More than 8.7 million people with high blood pressure are cared for by health care organizations that are among this year’s 802 program participants. The Target: BP Recognition Program celebrates physician practices and health systems that are making the management of hypertension a priority through two levels of recognition—Gold Status and Participation Status.
Recognition awards for 2018 are based on self-reported data submitted by Target: BP™ registrants for the 2017 calendar year.
Physicians, practices and health systems that reached a control rate of 70 percent or higher in the patient population they serve received Gold Status recognition—the highest level of achievement in the program. Nearly half of those who participated in the program received Gold Status, achieving an average of 77 percent BP control among their patients with hypertension. Participation Status recognizes physician practices for their submitted data and commitment to cutting their share of adult patients with uncontrolled BP.
“Although we have the tools to effectively treat high blood pressure, many patients face a variety of barriers making it difficult to successfully manage the condition. Target: BP is meant to facilitate ways around those barriers,” said AMA President Barbara L. McAneny, MD. “We applaud the physicians who are already working hard to control their patients’ blood pressure.”
“And, because we know that improving control rates by just a few percentage points can lead to tens of thousands of additional hypertensive patients with controlled blood pressure, we will continue to urge more physician practices, health systems and patients to join this effort to prioritize blood pressure control,” she added.

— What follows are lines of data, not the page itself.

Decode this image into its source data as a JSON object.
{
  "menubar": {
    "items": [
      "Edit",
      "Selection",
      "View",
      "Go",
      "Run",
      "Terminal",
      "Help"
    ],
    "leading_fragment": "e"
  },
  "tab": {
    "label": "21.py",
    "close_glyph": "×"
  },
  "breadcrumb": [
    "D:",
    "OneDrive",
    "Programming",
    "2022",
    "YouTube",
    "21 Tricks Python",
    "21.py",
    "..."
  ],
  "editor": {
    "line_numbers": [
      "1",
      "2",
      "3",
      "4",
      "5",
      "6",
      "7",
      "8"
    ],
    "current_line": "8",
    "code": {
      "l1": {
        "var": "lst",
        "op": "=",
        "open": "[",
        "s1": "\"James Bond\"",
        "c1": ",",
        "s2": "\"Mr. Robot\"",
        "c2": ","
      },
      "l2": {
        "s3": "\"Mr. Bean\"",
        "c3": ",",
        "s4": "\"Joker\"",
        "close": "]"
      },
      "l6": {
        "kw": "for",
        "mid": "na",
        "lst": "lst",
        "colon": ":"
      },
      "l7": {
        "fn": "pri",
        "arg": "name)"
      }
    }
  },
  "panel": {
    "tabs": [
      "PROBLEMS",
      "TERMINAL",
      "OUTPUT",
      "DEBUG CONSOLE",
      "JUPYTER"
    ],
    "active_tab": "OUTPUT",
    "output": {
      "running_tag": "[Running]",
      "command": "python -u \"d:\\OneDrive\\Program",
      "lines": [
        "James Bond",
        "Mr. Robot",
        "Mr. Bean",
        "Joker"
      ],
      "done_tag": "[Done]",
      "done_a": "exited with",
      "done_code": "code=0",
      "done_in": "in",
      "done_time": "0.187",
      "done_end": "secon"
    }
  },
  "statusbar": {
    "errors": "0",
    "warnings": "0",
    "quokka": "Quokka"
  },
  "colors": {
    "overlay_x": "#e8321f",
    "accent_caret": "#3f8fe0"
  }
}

The Recognition Program is an extension of Target: BP, a national initiative that is the result of an AMA-AHA partnership. More than 1,650 physician practices and health systems nationwide have joined the effort since 2015, sharing a common goal to reduce the number of adult patients with uncontrolled BP and improve health outcomes associated with heart disease.
“By increasing the national blood pressure control rate, we will be able to save many more lives and improve health outcomes for patients throughout the nation,” said Dr. McAneny.
One organization that received Gold Status recognition is the Utica Park Clinic in Tulsa, Oklahoma, one of 340 clinics receiving the highest honor this year.
“The Target: BP program helped us to standardize our procedure for blood-pressure determination across the clinic as a whole, thus leading to improved patient outcomes and quality of care delivery,” said Thomas Mihelich, MD, chief quality officer at Utica Park Clinic.
Each year, participating medical groups will submit information about their adult patient populations. The submission data includes the number of patients by age group, ethnicity and gender. The information submitted also includes the total number of adult patients with hypertension and those with controlled hypertension. Data from 2018 will be submitted in the first half of 2019, with participants notified of recognition status in the fall. Registration is open to all medical practices.